## AIM OF THE TASK
Copy out every line of the data where the word "Employee" is found.

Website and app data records
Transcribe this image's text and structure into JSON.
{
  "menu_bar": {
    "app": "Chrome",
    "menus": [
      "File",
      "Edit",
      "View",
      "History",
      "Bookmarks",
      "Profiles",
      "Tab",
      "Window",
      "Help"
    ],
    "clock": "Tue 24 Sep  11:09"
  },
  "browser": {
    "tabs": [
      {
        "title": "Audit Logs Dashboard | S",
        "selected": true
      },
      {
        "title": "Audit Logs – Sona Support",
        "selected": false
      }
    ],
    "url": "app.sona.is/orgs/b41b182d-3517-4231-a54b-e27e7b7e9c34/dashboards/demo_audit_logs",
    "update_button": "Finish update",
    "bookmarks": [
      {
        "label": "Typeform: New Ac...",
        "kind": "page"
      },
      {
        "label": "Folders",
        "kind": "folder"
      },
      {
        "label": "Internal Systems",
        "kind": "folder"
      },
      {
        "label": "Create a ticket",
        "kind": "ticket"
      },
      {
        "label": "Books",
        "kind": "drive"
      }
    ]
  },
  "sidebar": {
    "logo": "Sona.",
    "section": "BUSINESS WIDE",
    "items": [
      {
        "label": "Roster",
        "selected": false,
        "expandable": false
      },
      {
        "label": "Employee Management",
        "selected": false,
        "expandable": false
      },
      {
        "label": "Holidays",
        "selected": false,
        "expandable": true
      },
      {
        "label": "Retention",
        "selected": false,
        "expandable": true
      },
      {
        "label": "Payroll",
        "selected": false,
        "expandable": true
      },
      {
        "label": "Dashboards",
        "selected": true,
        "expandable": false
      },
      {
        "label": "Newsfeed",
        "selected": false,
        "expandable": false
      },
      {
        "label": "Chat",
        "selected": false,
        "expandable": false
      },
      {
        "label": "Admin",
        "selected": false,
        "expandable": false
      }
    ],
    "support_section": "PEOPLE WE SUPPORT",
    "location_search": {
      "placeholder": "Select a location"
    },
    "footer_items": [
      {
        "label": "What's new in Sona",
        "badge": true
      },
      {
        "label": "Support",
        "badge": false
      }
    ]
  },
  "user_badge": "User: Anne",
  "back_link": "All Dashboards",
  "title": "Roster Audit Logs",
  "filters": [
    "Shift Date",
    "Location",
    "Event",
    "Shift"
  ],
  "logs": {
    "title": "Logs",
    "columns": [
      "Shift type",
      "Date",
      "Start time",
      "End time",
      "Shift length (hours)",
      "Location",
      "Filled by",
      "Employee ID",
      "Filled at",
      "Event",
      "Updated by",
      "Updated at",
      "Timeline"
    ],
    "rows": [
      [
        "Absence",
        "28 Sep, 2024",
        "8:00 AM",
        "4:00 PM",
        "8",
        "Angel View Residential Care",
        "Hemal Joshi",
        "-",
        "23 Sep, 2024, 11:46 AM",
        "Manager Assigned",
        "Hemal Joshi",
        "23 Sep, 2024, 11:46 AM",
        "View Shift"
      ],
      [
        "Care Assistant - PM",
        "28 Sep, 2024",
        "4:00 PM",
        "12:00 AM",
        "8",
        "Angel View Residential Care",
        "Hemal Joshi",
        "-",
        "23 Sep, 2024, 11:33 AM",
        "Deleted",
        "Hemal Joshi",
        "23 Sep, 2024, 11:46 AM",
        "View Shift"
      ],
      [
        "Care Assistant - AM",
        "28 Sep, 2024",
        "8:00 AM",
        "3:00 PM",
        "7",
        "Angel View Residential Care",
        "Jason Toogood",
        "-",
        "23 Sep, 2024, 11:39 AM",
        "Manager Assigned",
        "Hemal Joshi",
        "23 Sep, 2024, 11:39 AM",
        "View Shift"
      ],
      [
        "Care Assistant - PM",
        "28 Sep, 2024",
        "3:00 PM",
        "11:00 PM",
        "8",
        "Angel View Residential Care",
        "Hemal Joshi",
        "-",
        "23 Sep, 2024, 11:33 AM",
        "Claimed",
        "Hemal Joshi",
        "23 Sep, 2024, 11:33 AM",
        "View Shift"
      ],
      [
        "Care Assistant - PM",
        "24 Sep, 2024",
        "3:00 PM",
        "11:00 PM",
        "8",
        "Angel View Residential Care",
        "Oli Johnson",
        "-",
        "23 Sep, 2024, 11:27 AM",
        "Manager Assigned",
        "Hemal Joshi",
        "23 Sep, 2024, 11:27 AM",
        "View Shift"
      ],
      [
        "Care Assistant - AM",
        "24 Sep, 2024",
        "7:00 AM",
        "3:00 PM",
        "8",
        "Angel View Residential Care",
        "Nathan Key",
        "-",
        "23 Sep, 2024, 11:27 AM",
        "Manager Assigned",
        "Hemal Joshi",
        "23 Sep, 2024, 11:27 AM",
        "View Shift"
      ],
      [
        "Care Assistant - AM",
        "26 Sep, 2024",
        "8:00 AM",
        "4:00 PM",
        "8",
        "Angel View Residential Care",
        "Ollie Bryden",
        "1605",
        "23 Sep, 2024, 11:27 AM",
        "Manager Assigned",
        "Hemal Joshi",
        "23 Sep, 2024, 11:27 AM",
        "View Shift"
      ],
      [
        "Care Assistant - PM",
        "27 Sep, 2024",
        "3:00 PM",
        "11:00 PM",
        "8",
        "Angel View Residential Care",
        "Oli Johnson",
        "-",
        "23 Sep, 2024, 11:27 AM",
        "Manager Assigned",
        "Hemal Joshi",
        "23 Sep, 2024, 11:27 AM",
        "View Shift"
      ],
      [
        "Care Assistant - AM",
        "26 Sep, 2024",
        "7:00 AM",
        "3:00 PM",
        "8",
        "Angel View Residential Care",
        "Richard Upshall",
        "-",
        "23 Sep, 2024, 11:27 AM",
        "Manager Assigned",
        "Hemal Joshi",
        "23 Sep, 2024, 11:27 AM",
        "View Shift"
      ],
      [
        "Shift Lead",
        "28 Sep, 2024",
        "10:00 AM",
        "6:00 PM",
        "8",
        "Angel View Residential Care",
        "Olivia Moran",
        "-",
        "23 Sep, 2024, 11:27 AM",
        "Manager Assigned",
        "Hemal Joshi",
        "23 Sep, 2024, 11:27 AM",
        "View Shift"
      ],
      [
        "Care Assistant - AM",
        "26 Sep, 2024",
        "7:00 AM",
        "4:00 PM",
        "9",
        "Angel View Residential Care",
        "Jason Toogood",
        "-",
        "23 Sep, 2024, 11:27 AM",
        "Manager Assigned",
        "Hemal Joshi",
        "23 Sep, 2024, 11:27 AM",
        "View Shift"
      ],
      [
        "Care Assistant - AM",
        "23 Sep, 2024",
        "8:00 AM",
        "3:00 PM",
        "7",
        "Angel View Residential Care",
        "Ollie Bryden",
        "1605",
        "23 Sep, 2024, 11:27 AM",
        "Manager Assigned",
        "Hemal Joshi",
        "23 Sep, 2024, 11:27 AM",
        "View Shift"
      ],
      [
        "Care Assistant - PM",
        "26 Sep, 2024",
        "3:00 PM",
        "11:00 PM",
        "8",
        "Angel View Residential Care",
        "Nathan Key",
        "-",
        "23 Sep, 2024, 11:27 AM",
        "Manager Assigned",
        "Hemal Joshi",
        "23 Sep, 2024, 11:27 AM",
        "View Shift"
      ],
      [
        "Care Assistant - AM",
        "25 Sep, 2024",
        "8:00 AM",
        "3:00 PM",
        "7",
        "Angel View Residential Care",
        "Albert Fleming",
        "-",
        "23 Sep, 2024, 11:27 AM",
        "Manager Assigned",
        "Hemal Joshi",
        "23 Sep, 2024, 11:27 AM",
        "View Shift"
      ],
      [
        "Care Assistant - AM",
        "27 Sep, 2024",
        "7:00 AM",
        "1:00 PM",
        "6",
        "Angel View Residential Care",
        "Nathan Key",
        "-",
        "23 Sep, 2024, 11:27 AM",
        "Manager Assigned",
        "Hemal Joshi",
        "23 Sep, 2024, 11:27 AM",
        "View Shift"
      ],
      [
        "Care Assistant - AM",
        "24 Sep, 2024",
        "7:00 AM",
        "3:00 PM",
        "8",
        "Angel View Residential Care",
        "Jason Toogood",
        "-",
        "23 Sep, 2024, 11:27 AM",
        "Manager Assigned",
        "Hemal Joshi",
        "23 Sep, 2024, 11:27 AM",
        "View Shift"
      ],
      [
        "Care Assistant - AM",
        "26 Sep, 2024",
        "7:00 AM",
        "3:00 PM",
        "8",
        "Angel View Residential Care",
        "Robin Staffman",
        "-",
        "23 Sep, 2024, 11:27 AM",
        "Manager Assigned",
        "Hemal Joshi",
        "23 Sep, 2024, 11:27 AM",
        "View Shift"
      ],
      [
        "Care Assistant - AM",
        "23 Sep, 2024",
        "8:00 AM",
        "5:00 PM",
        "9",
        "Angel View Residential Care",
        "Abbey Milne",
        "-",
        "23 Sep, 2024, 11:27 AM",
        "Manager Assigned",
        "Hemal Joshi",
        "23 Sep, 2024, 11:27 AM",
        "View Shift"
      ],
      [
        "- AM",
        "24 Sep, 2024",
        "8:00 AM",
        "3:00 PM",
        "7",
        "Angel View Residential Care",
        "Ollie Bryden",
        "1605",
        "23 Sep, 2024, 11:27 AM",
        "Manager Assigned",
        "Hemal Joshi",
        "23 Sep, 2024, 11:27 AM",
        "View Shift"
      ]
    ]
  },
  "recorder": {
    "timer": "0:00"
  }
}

## RESULT OF THE TASK
        "label": "Employee Management",
      "Employee ID",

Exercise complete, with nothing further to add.